| PROBLEM TO WORK ON |
Scan the material below and copy every line holding the word "TOUCH".

| RECORDS SHOWN |
>>>>>

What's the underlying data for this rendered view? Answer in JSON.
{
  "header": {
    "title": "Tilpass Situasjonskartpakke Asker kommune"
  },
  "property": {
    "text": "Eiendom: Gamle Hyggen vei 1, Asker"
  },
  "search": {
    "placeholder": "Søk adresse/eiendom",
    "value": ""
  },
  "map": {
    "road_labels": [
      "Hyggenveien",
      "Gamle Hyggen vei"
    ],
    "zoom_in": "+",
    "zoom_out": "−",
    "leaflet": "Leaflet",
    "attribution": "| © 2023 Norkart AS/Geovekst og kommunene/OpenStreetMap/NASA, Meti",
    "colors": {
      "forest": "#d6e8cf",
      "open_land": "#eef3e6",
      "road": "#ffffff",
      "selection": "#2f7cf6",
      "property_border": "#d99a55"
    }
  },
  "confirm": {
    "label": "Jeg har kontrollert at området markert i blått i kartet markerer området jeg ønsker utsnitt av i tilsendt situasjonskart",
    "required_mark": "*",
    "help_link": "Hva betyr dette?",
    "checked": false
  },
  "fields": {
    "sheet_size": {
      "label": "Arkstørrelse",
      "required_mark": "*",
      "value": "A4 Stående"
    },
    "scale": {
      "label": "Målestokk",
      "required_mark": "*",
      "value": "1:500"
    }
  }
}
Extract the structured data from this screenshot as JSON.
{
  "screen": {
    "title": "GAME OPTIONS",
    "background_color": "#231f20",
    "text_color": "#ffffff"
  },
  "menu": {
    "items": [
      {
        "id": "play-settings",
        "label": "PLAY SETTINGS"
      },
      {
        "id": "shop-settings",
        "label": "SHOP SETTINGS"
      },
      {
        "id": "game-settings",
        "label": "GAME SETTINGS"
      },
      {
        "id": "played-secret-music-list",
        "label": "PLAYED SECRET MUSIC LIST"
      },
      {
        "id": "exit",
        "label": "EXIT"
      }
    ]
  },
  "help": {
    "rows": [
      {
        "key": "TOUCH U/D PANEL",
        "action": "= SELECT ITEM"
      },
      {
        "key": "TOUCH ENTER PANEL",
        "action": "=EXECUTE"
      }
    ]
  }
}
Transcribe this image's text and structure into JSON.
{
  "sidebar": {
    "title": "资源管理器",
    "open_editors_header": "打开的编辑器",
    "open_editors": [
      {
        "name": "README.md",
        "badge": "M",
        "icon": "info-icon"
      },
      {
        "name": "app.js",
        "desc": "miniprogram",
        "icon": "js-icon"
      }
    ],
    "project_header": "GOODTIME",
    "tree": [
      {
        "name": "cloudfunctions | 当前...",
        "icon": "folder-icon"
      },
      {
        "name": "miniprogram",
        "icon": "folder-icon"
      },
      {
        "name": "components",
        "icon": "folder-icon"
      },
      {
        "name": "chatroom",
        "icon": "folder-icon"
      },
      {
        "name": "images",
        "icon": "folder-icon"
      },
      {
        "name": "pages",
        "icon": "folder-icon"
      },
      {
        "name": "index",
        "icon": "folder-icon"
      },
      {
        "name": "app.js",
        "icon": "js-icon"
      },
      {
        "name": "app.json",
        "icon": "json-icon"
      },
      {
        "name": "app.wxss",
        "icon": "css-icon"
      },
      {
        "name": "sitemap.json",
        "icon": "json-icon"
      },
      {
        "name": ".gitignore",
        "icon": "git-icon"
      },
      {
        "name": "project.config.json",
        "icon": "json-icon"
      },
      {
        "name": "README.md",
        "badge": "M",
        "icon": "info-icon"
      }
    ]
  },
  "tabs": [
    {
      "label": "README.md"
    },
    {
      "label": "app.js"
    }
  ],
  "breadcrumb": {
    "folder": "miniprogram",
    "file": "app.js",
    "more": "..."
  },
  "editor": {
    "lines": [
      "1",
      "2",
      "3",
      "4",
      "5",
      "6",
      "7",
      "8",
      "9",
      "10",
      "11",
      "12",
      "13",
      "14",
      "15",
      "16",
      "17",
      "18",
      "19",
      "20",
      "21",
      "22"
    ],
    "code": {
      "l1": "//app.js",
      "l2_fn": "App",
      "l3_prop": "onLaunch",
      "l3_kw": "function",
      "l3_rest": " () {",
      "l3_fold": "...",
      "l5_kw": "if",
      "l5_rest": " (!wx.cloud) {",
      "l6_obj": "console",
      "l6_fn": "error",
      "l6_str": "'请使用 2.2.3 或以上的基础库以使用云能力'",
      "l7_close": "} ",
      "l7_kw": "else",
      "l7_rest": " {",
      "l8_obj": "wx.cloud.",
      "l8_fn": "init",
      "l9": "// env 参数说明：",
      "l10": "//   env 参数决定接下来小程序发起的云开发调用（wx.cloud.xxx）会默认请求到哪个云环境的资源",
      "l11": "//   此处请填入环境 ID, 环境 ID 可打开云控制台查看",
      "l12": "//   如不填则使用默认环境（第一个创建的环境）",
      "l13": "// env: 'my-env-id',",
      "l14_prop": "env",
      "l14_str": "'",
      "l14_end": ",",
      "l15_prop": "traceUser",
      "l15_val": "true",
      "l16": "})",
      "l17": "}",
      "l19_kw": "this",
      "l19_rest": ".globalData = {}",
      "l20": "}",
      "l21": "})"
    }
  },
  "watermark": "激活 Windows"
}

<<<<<

| THE ANSWER |
        "key": "TOUCH U/D PANEL",
        "key": "TOUCH ENTER PANEL",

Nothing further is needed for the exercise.